    Developing the links between VET and the labour market

    • To improve the links between VET and the labour market, it is essential to continue developing forward-planning mechanisms that centre on jobs and skills, recognising possible skill shortages. Social partners and economic stakeholders need to be involved in developing VET policies.
    • Guidance and counselling services should be improved, to ease the transition from training to employment.
    • Mechanisms to promote adult training should also be improved to further career opportunities as well as business competitiveness. Efforts should be made to proceed with the validation and recognition of informal and non-formal learning outcomes. The mobility of people in work-related training should also be given a boost, in particular by strengthening the appropriate EU programmes. Lastly, the role of higher education in VET and in relation to labour market integration should be strengthened.
  • 4.

    More European cooperation

    • Peer learning activities should be made more effective and their results used to form national policies in VET. It should also be ensured that priorities linked to VET are well integrated and visible within the future strategy for European cooperation in the field of education and training and its implementation.
    • VET should be better linked to policies concerning other education levels, multilingualism and youth. In addition, collaboration with non-EU countries and international organisations needs to be strengthened.
    • The Commission and EU countries are encouraged to implement, within the limits of their respective competences, the measures established under these 4 priority areas. They should use both private and public funding to promote national level reforms and implement EU tools. They should continue improving the scope and quality of VET statistics and benchmarks In addition, they should continue developing activities concerning future skills needs.
    • The Commission and EU countries should exchange information and collaborate on VET with non-EU countries. Cedefop (European Centre for the Development of Vocational Training) and the European Training Foundation (ETF) are also closely involved in supporting the Commission on VET-related issues.

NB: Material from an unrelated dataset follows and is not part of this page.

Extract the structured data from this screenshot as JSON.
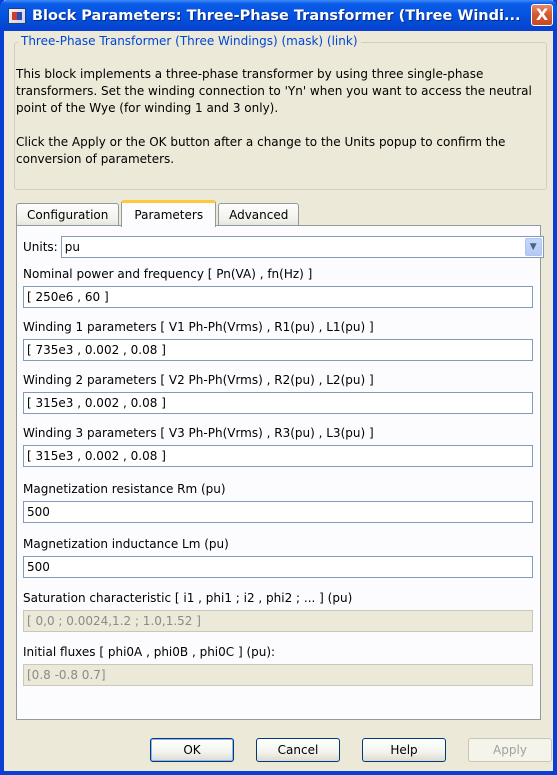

In 2010, the Commission proposed a new impetus for cooperation in vocational education and training which contributes both to its over-arching Europe 2020 strategy and the Education and Training Strategic Framework, known as ET 2020, thus carrying forward many of the ideas in the 2009 conclusions.

A joint Council and Commission report, issued in December 2015, outlines EU priorities for education and training in the 2016-2020 period.

For more information, see:


Informal learning: learning that is not curriculum-based and does not result in qualifications. The teacher is someone with more experience than the individual being taught e.g. a parent teaching the alphabet to a child.

Non-formal learning: organised learning (e.g. led by a teacher or a person with more experience than the individual being taught) which may or may not be based on a curriculum. It builds on an individual student’s skills but does not result in a formal qualification, e.g. the scout movement.


Conclusions of the Council and of the Representatives of the Governments of the Member States, meeting within the Council, on the future priorities for enhanced European cooperation in vocational education and training (VET) (OJ C 18, 24.1.2009, pp. 6-10)


Council conclusions of 12 May 2009 on a strategic framework for European cooperation in education and training (ET 2020) (OJ C 119, 28.5.2009, pp. 2-10)

Communication from the Commission to the European Parliament, the Council, the European Economic and Social Committee and the Committee of the Regions — A new impetus for European cooperation in Vocational Education and Training to support the Europe 2020 strategy (COM(2010) 296 final, 9.6.2010)

2015 Joint Report of the Council and the Commission on the implementation of the strategic framework for European cooperation in education and training (ET 2020) — New priorities for European cooperation in education and training (OJ C 417, 15.12.2015, pp. 25-35)

last update 21.11.2016